[Stored records]
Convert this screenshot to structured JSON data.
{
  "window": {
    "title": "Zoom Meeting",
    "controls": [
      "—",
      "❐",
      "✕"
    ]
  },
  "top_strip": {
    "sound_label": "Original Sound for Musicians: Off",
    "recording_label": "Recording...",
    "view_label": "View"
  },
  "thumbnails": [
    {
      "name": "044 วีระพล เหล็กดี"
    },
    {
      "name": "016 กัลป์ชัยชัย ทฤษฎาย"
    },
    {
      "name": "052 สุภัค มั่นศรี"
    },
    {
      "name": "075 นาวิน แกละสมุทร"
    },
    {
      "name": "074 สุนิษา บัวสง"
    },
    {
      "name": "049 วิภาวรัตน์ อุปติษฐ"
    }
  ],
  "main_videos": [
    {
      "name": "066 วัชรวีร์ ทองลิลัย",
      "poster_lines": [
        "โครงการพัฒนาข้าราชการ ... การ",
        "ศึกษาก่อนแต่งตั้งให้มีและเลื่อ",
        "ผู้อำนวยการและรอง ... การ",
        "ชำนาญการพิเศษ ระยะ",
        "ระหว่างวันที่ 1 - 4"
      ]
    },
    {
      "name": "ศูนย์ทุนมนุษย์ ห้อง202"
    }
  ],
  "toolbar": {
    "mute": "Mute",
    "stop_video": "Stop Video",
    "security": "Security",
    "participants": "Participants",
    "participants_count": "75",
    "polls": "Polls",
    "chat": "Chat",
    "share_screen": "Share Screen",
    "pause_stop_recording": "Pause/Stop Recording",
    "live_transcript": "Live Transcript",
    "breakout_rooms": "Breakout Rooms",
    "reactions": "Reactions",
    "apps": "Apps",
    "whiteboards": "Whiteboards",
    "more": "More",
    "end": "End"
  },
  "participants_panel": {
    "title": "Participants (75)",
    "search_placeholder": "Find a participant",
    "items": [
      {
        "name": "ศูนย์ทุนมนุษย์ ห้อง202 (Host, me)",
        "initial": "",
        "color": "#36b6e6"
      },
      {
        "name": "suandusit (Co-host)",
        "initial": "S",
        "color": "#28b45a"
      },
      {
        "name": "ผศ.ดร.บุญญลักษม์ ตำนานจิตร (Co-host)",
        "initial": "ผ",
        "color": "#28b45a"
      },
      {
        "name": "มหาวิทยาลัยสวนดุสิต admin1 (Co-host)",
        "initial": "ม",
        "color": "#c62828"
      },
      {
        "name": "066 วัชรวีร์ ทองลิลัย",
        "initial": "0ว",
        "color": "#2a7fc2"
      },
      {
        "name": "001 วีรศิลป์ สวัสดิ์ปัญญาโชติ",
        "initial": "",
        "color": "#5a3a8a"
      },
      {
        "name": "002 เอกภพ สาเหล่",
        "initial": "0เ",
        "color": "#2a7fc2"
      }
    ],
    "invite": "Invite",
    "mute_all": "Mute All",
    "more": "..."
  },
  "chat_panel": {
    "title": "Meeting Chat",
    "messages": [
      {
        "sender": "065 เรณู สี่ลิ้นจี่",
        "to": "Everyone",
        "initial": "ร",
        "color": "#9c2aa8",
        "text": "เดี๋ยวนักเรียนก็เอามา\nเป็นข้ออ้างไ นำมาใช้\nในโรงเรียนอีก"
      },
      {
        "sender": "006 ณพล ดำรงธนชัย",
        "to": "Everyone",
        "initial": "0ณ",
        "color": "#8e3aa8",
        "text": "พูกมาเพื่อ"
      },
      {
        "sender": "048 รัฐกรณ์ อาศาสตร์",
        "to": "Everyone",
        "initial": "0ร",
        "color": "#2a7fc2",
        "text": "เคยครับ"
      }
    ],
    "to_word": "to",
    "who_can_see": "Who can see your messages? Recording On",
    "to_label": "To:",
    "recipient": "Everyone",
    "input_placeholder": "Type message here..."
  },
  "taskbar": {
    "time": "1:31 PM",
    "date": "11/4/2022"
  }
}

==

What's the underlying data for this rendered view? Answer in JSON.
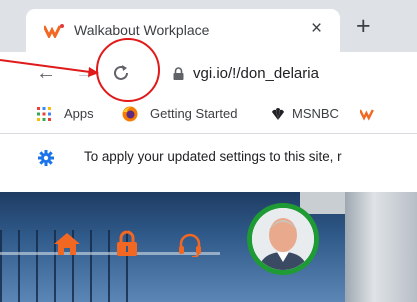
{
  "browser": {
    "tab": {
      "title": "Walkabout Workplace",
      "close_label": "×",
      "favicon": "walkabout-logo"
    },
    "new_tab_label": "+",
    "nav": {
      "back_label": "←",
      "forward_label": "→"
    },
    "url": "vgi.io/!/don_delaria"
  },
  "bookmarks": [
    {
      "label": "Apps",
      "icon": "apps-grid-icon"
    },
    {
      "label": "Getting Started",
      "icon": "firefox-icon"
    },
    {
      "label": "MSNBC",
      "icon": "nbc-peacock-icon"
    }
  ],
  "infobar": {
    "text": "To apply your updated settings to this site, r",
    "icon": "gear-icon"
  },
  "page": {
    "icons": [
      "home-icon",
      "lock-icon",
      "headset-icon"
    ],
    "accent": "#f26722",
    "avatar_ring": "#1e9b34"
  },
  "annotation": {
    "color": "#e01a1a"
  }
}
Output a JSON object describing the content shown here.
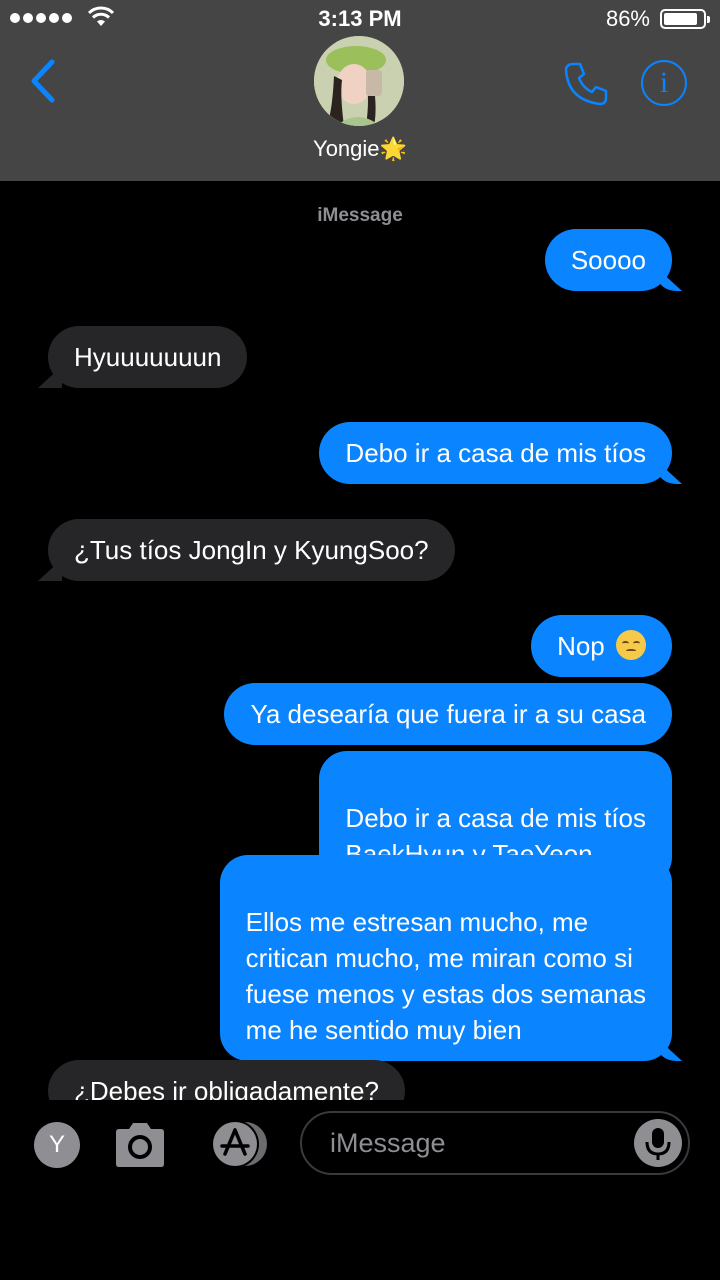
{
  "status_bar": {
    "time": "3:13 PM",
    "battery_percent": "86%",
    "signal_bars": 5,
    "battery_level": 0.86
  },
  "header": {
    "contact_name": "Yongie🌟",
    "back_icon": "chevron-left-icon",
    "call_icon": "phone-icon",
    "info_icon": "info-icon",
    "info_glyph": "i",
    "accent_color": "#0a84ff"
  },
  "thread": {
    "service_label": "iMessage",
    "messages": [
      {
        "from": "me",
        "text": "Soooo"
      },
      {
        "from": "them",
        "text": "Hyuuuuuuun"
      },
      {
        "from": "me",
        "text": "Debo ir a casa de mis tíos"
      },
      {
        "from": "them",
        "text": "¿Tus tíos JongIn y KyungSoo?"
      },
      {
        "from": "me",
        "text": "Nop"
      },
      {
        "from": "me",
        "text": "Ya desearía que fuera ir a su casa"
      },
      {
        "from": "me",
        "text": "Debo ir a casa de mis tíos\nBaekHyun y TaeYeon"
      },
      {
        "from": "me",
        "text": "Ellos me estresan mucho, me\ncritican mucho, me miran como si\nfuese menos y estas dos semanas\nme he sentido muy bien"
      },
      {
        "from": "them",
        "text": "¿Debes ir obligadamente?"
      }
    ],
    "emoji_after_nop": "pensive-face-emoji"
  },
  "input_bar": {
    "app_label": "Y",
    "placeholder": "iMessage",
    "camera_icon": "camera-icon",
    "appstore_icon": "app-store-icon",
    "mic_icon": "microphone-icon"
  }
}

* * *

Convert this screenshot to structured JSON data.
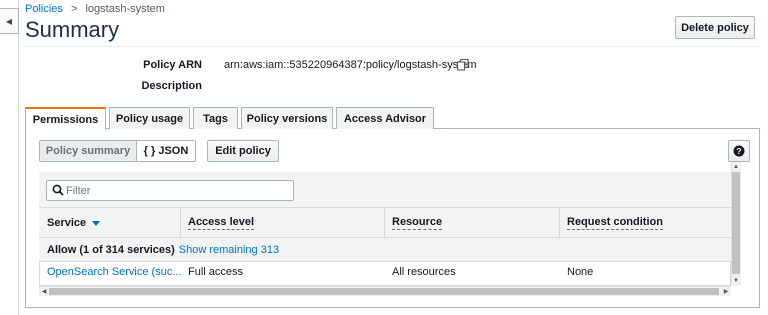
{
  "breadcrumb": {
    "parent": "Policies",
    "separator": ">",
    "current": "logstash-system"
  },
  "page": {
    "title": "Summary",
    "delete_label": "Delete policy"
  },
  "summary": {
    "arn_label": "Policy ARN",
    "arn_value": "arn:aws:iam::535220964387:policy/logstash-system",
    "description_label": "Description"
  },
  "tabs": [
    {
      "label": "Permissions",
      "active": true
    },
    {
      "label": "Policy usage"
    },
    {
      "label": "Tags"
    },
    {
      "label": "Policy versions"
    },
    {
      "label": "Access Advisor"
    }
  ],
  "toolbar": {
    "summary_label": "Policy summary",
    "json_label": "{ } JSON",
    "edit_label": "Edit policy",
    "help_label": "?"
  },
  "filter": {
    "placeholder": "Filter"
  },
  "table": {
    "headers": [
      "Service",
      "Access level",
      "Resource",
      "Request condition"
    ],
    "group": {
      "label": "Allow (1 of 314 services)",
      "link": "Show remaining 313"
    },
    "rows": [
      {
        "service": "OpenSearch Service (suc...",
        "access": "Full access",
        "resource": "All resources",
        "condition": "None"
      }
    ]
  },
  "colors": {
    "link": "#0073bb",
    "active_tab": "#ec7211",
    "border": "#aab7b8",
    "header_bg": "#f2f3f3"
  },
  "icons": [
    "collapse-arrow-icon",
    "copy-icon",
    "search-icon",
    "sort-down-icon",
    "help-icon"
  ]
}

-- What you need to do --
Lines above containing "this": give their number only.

-- Answer below --
4